In my mind, the sunflower may be the most iconic American plant. It’s a plant of summer, a plant of fall, a plant chewed on the ball field (and a healthier one than the other plant commonly chewed on the diamond, Nicotiana tabacum). My earliest gardening memories are of a sunflower; of planting a seed in a Dixie cup with my preschool class and watching it grow in my parent’s garden till it towered over my head.  It was fitting that one of the first plants that I worked with at Rancho Santa Ana Botanic Garden (RSABG) was a sunflower.

Flowers of Helianthus inexpectatus
The seed bank at RSABG is always adding new seeds to its collection. Each of these new seed collections must be tested to make sure that the seeds are alive. There are several ways to test whether or not a seed is alive.  The method that we use for most of our seed collections is germination testing. This process is fairly straightforward. We take a small sample of seeds, and germinate them under very specific and controlled conditions. By looking at the ratio of seeds which sprout compared to the total amount of seeds which were sown and dissecting and making observation about any ungerminated seeds we can get a good estimate of the percentage of viable (living) seeds in a collection. On my first day at RSA, an assortment of interesting seeds was ready and waiting to be tested. One of these was a sunflower, and a rather unusual one…

The Newhall Ranch Sunflower (Helianthus inexpectatus) wasn’t formally described until 2010, when David Keil and Mark Elvin published a description in  Aliso, the scientific journal of RSABG. Before the description, there was some confusion about what this plant actually was. It was found at Newhall Ranch, an interesting and controversial piece of land just south of the grapevine along the I-5. When they were discovered, there was some confusion about the taxonomic identity of these plants. Based on pollen size, chromosome counts that differed from closely related species and other factors, the plants were described as an entirely new sunflower.

Since the seeds came from such an unusual plant, we used a very small sample to test their viability. 30 seeds were sown, 17 of which germinated. This gave us our baseline of viability for the collection, and the added bonus of 17 tiny plants. In some of our tests, the plants which are produced inevitably end up being discarded, often in a spectacular display of fungal attack, but with these unusual seeds we knew that we wanted to grow them on. The plants were grown in small two inch pots for several weeks and were tended to with care by our talented nursery staff. Once they were large enough, we transferred them to raised beds, where we could grow them to maturity.

Seeds of Helianthus inexpectatus
Seed regeneration, also known as seed bulking, is the process of taking a small amount of seeds, growing plants from them, and collecting and storing the seed that those plants produce. The 17 plants that were produced during germination testing were used for this purpose. After a long summer of frequent watering and the occasional threat of insect attack, the plants flowered and began to set seed. We harvested seed over the course of approximately one month, collecting mature flower heads and storing them in a dry area in paper bags. Many of the seeds were found to be unfilled and non viable, but some were healthy and normal. Altogether we were able to harvest more than 2,500 viable and healthy seeds from the 30 seeds that we started with in our germination test. The seeds that we produced will be stored at the RSABG seed bank, and will be available to the botanical researchers and conservationists. 

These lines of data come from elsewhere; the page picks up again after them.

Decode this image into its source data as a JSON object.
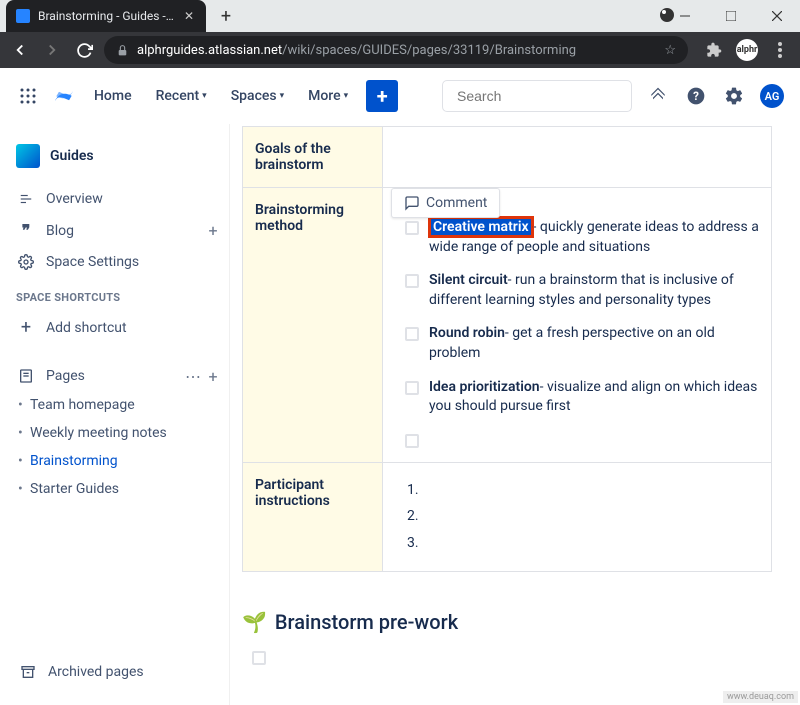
{
  "browser": {
    "tab_title": "Brainstorming - Guides - Conflu",
    "url_domain": "alphrguides.atlassian.net",
    "url_path": "/wiki/spaces/GUIDES/pages/33119/Brainstorming"
  },
  "topnav": {
    "home": "Home",
    "recent": "Recent",
    "spaces": "Spaces",
    "more": "More",
    "search_placeholder": "Search",
    "user_initials": "AG"
  },
  "sidebar": {
    "space_name": "Guides",
    "overview": "Overview",
    "blog": "Blog",
    "space_settings": "Space Settings",
    "shortcuts_label": "SPACE SHORTCUTS",
    "add_shortcut": "Add shortcut",
    "pages": "Pages",
    "tree": [
      "Team homepage",
      "Weekly meeting notes",
      "Brainstorming",
      "Starter Guides"
    ],
    "archived": "Archived pages"
  },
  "content": {
    "row1_label": "Goals of the brainstorm",
    "row2_label": "Brainstorming method",
    "row3_label": "Participant instructions",
    "comment_label": "Comment",
    "methods": [
      {
        "name": "Creative matrix",
        "desc": "- quickly generate ideas to address a wide range of people and situations",
        "highlight": true
      },
      {
        "name": "Silent circuit",
        "desc": "- run a brainstorm that is inclusive of different learning styles and personality types",
        "highlight": false
      },
      {
        "name": "Round robin",
        "desc": "- get a fresh perspective on an old problem",
        "highlight": false
      },
      {
        "name": "Idea prioritization",
        "desc": "- visualize and align on which ideas you should pursue first",
        "highlight": false
      }
    ],
    "instructions": [
      "1.",
      "2.",
      "3."
    ],
    "prework_heading": "Brainstorm pre-work"
  },
  "watermark": "www.deuaq.com"
}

Susanna Bixby Bryant, the founder of RSABG, envisioned an organization that would “…replenish the depleted supply of some of the states rarest plants.” Many years after she wrote those words, it is an honor to be continuing this work, methodically collecting, storing, growing, and regenerating our states rarest plants.